What the exercise asks:
Find the string "time" in the records. Copy every line it appears in.

Exercise inputs:
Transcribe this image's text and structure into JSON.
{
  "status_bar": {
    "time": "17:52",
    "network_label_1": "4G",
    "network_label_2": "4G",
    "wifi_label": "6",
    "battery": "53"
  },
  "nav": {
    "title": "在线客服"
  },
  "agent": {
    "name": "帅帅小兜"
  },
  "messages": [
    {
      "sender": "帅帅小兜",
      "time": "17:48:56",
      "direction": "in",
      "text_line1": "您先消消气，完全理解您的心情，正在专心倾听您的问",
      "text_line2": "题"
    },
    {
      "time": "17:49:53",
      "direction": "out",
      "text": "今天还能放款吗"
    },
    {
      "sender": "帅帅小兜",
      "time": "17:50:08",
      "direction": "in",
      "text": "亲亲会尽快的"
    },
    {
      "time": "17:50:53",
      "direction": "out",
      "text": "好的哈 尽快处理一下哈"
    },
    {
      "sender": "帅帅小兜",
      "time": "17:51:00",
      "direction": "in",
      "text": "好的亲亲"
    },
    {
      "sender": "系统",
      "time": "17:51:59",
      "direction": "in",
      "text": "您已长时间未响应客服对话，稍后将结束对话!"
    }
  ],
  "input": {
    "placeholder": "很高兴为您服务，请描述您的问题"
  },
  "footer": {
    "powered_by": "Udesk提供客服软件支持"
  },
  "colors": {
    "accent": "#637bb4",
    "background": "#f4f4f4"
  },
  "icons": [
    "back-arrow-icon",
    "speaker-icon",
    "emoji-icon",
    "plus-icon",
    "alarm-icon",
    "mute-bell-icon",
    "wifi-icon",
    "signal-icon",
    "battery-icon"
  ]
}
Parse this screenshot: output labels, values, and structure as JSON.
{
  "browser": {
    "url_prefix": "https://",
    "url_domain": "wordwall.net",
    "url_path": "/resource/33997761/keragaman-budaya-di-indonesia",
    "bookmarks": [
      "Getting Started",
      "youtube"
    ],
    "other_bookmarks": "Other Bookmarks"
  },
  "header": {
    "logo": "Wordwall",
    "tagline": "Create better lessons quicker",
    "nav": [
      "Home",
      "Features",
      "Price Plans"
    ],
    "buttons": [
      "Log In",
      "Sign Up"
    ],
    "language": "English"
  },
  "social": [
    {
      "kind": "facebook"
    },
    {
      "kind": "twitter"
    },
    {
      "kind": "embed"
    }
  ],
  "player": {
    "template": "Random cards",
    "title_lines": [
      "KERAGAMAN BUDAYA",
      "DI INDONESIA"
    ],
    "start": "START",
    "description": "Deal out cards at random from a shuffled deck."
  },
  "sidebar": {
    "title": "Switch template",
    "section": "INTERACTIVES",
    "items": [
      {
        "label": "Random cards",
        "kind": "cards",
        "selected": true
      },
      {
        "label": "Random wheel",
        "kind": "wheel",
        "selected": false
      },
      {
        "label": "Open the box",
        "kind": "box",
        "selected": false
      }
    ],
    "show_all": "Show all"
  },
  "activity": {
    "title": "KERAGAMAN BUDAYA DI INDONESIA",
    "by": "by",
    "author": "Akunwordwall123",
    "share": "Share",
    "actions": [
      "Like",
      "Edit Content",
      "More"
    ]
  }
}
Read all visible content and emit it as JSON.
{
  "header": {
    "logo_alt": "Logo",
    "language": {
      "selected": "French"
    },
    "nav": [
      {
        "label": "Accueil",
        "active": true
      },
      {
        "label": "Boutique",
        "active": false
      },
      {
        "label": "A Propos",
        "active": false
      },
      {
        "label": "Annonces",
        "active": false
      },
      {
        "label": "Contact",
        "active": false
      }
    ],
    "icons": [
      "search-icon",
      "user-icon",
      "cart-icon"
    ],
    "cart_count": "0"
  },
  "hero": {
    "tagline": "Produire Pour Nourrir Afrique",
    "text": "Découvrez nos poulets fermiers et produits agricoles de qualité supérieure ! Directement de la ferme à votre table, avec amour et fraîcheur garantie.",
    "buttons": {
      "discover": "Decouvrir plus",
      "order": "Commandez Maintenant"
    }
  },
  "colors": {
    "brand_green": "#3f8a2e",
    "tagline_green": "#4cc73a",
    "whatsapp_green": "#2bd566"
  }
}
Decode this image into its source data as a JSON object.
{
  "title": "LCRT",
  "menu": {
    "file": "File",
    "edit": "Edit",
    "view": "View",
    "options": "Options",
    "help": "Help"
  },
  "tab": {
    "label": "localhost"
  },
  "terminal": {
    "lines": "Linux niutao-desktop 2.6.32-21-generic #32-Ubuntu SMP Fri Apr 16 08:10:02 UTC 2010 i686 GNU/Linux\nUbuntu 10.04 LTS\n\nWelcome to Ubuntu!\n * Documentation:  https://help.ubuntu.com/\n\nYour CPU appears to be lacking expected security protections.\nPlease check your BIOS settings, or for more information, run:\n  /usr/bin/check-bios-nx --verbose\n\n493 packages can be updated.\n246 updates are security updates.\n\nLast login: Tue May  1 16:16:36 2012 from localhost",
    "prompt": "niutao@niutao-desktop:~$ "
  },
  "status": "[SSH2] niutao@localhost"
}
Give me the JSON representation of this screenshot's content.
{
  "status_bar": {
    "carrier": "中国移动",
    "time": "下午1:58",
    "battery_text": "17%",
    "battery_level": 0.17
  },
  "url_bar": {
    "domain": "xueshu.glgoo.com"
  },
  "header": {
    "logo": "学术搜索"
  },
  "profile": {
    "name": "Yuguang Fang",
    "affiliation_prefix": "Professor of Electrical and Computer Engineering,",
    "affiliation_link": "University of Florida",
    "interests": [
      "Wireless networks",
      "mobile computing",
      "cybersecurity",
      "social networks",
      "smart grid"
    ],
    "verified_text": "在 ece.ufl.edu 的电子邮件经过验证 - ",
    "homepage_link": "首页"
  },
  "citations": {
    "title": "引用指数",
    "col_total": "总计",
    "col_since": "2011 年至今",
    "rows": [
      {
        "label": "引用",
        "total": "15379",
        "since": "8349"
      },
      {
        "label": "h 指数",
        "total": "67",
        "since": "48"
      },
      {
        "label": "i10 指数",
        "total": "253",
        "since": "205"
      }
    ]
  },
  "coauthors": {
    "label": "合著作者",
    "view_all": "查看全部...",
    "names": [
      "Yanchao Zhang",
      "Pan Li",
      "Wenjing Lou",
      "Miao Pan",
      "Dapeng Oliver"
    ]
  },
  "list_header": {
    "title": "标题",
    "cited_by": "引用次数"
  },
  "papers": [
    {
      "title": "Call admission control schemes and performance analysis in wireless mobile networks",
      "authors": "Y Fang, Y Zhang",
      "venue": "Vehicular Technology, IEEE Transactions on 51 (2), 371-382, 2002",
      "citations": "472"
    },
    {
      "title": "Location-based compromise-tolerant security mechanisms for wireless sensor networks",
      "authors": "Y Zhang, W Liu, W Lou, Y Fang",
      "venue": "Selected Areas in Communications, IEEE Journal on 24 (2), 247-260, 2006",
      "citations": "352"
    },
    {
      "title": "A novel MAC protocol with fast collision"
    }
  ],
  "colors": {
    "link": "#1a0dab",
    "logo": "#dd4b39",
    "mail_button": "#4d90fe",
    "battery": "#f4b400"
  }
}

Response for this exercise:
    "time": "17:52",
      "time": "17:48:56",
      "time": "17:49:53",
      "time": "17:50:08",
      "time": "17:50:53",
      "time": "17:51:00",
      "time": "17:51:59",
    "time": "下午1:58",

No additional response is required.